“My personal experience (with depression) made me aware of how important it is to be proactive,” says Bob Anthony. “Like dealing with cancer, the best treatment is prevention. What I discovered is that half of all people diagnosed with clinical depression show symptoms by age 14. Skip prevention and early intervention and you end up with suicidal tendencies.”
“Our work with teen depression and issues relating to ideational suicide conditions was recognized through an informal network, and informal networks are something I very much believe in,” says Anthony; referring to a coach he had worked with in a Wellesley athletic league who brought him into contact with community leaders. Another source of referral, as mentioned earlier, was his men’s group at the Hills Church, who knew of his work in teen depression.
“We leafleted the town dump before we did a pilot program in May, and it worked,” Anthony says. “In the workshop we talked about building resilience in kids by giving them the means to develop autonomy, social skills, and creative problem solving.”
Current plans call for prevention initiative director Reilly to lead a series of prevention workshops for the Wellesley community. “We’ll focus on teachers, parents, community leaders and local mental health providers,” Anthony says. “Then eventually we’ll begin to empower small numbers of kids by giving them all the resources they need. Our hope is that when kids realize they’re becoming depressed they’ll view our peer facilitators as someone that can help, then start to ask questions.”
A feature article in the September 3rd edition of Forbes Magazine about the Anthonys’ work confirms what community leaders all over Wellesley are saying: “Adolescent Wellness is a powerful tool in combating the ‘ideational behaviors’ that can lead to teen suicide.”
“I think this hit many of us on a personal level,” says Christine (not her real name), a parent who attended the Hills Church-sponsored pilot program run by Adolescent Wellness in May. Called Choices, Changes and Chocolate, it struck a chord throughout the community. “We all have children at home; we think about seat belts and bike helmets, but how do you get your arms around depression? It’s frightening and people are grappling for information,” she says.
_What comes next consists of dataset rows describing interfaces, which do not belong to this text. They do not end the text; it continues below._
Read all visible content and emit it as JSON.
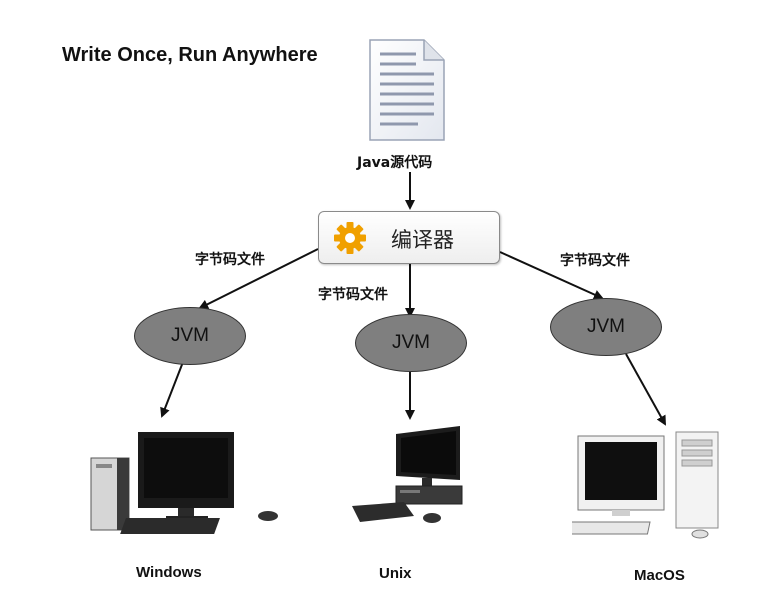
{
  "title": "Write Once, Run Anywhere",
  "source_label": "Java源代码",
  "compiler_label": "编译器",
  "bytecode_labels": [
    "字节码文件",
    "字节码文件",
    "字节码文件"
  ],
  "jvm_labels": [
    "JVM",
    "JVM",
    "JVM"
  ],
  "platforms": [
    "Windows",
    "Unix",
    "MacOS"
  ],
  "icons": {
    "source": "document-icon",
    "compiler": "gear-icon",
    "windows": "desktop-computer-icon",
    "unix": "desktop-computer-icon",
    "macos": "desktop-computer-icon"
  },
  "colors": {
    "gear": "#f0a000",
    "jvm": "#7f7f7f",
    "arrow": "#111111"
  }
}
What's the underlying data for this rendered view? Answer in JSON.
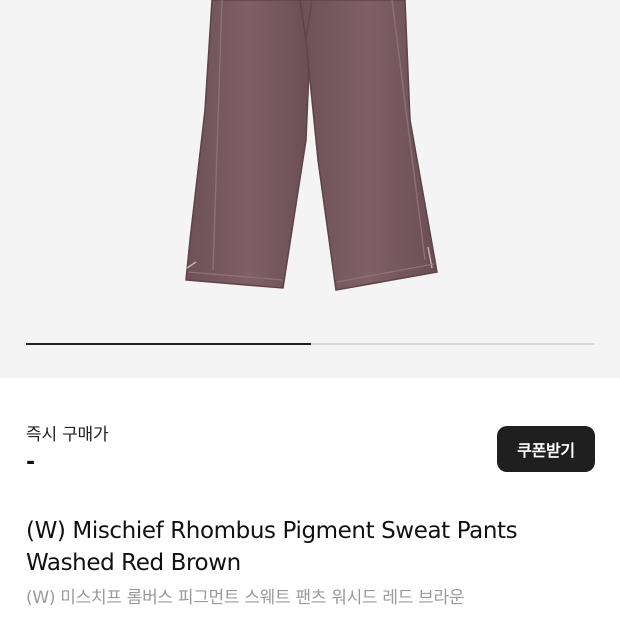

Thanks to Wellesley’s Interfaith Commu-nity For Action, a prime financial sponsor of the Adolescent Wellness program and with the firm support of local clergy, a substantial initiative is getting underway. Surely it will help Wellesley and Needham kids in need begin to work their way back across the border from depression to wellness.
In the best of times life is always a challenge. In two adjacent New England towns physically separated by no more than a few signposts, the borders of faith and feeling separating so many are not always apparent. Yet thanks to interfaith action and unique personal initiatives such divisions are daily less observed. Surely we are the better for it.